Assignment Title: L. variegatus exposed to alternative lighting: reproductive and behavioral responses

Student Excellence Showcase Lexy Strine Carroll Community College

Assignment Details

This research project focused on a species of worm called the California blackworm. Scientific literature suggest that there are many factors that can alter, speed up, or slow down the reproductive abilities of these organisms. L. variegatus reproduce asexually. In this research project three light sources (natural, red and blue) were used to see if the different wavelengths of light would have an effect on how L. variegatus reproduced. The California blackworms were placed in aquariums filled with deionized water and were maintained in this environment for three weeks before experimentation was started. Five California blackworms were placed in each aquarium and monitored for reproductive numbers and changes in pH, ammonia, nitrate, nitrite and temperature. The worms were exposed to the various light sources for 12 hours a day for seven days and checked for reproductive numbers and environmental changes. After three weeks the worms exposed to natural light increased their number by one. The population of those exposed to red light increased by 33% over the course of four weeks. Those exposed to blue light increased their population by 24%. Those exposed to natural light/no extraneous light increased their population by 26%. The only environmental condition that changed was the temperature, which varied by 0.2 degrees Celsius. The pH was consistently 7.6. The ammonia, nitrate and nitrite levels were zero parts per million.


L. variegatus also known as the California blackworm is a common inhabitant of freshwater in North America.

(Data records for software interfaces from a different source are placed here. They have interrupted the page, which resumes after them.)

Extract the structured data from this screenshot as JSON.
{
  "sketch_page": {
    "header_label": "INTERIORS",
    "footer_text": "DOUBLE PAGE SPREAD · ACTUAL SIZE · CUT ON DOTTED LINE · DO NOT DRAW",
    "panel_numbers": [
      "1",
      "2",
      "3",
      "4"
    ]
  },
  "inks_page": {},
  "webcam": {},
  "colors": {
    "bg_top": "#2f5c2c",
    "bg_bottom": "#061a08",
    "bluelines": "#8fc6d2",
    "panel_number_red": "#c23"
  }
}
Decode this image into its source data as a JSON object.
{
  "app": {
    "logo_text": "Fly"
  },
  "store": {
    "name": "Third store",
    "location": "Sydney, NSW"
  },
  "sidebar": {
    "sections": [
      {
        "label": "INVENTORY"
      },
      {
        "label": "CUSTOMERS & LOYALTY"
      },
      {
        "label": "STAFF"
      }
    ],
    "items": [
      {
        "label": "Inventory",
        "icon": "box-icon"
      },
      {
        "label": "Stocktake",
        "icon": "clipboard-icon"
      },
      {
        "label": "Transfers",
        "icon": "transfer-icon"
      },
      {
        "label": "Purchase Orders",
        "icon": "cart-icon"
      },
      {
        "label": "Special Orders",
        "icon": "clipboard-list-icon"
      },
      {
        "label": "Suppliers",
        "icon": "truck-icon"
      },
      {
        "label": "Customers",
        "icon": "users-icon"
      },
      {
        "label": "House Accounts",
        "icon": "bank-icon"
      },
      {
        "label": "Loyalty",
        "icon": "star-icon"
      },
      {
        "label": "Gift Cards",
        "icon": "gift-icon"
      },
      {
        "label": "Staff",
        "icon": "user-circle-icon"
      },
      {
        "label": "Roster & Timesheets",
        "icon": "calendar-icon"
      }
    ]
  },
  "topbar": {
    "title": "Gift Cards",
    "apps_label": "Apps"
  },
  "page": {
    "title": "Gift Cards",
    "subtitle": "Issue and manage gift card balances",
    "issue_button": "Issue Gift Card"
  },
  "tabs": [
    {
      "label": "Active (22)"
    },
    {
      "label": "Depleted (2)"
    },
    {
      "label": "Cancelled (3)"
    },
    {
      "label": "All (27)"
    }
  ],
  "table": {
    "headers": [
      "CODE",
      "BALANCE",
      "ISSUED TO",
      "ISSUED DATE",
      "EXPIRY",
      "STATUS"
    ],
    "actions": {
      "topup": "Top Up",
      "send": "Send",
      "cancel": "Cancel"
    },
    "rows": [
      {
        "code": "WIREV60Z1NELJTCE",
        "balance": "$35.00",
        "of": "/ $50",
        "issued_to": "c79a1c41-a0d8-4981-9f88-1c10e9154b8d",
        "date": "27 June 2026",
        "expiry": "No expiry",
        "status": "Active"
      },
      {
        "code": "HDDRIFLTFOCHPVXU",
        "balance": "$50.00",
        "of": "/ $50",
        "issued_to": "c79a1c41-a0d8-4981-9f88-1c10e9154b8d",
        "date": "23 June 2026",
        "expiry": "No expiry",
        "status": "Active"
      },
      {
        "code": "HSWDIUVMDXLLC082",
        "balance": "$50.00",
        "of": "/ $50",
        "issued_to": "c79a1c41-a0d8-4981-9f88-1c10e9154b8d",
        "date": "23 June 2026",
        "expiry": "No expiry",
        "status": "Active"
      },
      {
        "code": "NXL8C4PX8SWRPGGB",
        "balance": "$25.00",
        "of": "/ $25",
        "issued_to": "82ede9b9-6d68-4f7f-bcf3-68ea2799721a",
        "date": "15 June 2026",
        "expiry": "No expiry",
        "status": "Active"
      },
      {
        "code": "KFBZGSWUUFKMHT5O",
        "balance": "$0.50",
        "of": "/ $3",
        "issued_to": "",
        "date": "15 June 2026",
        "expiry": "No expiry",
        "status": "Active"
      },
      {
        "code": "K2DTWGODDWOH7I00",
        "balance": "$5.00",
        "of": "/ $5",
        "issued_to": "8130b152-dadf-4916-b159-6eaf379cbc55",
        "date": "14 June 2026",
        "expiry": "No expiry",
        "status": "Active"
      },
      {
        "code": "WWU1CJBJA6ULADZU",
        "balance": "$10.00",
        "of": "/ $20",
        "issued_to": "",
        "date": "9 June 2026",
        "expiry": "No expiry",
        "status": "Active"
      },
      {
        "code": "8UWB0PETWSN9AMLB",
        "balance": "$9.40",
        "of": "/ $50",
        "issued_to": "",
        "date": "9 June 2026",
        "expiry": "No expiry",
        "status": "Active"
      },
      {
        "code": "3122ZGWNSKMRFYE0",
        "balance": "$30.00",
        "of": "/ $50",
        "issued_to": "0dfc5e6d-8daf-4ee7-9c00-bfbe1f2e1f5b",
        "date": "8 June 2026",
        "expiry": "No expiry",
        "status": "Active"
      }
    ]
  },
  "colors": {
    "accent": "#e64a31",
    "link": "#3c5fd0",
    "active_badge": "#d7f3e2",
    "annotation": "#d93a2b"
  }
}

The effect of various wavelengths of light on the reproductive abilities were studied in this project. L. variegatus is often used in research studies because they have provided ecological information about toxicity in aquatic environments and medical information to help with the advancement of treatment for human diseases. L. variegatus was selected for this study because it provides an opportunity to conduct scientific research for student learning without any regulatory challenges. 


Each bar shows the initial and final populations of L. variegatus over the course of 4 weeks. The orange bars represent the population increase for each group of worms per 5 tanks. The green bars represent the population at the start of the experiment.

STEM Chart Carroll Community College
Figure 3. L. variegatus population after exposure to various wavelengths of light. 

Challenges and Successes

One of the many challenges in the project was finalizing the experimental procedures, with limited time and the regulations for organisms that can be used for studies in a community college setting. In addition to coming up the project idea, ordering supplies, observing cost, placing and receiving orders, was a challenge accomplish in the given time. One of the successes of the project would be the worms were alive upon arrival.